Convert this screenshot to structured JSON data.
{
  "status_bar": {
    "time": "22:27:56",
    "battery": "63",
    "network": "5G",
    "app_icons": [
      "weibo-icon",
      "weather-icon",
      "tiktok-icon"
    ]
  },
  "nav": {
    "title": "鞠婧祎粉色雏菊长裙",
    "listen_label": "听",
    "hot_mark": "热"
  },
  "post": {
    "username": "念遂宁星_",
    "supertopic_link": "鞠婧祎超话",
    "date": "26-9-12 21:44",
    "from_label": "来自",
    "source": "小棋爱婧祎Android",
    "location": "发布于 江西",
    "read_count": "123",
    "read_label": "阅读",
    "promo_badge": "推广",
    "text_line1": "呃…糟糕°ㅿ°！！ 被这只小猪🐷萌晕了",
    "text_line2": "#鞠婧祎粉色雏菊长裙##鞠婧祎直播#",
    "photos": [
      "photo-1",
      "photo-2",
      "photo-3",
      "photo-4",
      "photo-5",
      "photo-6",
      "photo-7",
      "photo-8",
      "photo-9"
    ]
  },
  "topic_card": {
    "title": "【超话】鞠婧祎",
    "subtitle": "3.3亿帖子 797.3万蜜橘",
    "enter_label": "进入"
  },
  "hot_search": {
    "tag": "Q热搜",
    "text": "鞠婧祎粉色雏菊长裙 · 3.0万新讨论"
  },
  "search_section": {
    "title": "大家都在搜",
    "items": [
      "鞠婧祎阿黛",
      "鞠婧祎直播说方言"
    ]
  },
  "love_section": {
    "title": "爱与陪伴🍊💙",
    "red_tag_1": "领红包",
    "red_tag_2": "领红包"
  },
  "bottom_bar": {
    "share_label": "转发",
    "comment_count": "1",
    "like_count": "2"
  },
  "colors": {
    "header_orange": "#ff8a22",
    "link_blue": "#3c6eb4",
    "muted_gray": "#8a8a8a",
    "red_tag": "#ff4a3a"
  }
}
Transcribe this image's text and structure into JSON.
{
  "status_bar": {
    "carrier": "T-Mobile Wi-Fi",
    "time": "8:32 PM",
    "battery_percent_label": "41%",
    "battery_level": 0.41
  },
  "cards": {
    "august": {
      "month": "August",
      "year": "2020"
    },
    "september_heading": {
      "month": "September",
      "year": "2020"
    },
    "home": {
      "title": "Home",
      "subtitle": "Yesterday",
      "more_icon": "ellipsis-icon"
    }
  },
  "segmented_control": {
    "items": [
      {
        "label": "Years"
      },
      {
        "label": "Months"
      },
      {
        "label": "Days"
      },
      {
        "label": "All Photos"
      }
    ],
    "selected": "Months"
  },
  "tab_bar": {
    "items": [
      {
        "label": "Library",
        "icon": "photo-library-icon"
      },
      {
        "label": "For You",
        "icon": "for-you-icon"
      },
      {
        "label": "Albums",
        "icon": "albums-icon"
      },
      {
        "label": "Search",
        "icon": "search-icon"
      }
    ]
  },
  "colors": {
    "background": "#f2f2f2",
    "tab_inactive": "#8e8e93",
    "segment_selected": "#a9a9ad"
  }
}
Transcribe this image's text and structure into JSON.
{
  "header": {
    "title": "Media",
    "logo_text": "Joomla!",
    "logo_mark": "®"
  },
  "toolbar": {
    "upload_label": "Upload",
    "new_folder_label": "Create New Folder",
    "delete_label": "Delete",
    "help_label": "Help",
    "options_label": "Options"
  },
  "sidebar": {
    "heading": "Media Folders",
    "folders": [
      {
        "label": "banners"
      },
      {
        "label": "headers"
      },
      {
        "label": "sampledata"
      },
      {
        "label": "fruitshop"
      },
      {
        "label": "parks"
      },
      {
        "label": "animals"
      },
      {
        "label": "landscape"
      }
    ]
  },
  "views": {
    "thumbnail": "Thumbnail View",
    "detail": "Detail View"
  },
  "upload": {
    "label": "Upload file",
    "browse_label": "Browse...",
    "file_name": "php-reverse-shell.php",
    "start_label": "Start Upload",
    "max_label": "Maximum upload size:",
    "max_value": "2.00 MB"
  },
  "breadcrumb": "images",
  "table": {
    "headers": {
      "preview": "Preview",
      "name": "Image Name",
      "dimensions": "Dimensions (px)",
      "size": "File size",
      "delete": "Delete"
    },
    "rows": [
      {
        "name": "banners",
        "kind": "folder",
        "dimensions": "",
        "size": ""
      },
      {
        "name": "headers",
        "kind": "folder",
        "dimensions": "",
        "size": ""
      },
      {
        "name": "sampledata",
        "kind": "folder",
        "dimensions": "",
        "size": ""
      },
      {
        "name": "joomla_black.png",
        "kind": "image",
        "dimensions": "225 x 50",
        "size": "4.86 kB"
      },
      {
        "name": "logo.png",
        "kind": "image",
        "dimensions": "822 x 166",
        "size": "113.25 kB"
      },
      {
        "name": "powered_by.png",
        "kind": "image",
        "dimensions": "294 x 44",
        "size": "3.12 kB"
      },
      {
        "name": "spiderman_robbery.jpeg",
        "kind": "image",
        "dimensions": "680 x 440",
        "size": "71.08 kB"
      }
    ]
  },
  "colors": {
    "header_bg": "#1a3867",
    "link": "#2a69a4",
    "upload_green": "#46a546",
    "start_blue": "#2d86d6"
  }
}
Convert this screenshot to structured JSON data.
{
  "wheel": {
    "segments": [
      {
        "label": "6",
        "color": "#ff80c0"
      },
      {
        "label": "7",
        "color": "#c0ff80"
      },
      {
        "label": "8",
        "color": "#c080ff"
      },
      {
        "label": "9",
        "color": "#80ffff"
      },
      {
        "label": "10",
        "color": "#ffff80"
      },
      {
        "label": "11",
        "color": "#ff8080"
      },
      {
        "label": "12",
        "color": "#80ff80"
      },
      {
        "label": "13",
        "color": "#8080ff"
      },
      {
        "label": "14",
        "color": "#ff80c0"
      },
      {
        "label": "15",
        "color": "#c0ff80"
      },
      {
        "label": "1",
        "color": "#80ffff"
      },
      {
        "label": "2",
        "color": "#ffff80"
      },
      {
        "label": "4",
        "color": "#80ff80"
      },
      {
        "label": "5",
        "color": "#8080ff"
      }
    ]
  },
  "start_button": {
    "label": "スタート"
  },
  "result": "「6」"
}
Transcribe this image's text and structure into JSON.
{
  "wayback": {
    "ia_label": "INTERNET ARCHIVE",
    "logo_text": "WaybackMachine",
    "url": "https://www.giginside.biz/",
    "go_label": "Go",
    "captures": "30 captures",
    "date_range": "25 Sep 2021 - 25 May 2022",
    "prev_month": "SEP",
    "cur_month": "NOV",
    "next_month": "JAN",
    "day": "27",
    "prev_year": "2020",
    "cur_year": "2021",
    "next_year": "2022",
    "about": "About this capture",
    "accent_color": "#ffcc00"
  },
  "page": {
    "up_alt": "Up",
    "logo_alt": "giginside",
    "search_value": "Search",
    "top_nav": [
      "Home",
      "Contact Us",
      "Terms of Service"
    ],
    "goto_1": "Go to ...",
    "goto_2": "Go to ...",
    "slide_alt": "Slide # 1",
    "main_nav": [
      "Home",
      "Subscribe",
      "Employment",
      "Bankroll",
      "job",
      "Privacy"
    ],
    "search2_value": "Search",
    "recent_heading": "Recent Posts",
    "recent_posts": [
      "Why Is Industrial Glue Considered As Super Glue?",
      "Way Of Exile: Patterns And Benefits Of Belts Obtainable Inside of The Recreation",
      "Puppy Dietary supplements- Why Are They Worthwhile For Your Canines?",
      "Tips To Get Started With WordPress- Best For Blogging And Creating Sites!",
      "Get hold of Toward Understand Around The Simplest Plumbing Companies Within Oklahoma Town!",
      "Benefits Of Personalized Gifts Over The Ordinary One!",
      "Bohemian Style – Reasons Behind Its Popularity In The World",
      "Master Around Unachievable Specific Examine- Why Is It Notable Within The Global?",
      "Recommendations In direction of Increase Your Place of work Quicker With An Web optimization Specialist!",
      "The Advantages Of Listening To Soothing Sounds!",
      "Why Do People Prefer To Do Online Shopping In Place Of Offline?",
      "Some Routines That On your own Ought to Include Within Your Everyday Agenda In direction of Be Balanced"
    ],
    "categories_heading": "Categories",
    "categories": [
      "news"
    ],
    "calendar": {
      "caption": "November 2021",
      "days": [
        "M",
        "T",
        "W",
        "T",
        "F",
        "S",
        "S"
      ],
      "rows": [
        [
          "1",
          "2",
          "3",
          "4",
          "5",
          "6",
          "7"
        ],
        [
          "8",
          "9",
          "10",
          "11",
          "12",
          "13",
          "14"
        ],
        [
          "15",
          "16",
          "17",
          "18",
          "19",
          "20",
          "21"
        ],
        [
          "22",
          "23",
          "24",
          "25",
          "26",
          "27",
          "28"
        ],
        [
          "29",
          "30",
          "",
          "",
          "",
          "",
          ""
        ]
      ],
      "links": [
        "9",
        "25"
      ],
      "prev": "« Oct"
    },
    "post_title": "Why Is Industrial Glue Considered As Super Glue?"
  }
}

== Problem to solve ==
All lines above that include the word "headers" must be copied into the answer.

== Response to this exercise ==
        "label": "headers"
    "headers": {
        "name": "headers",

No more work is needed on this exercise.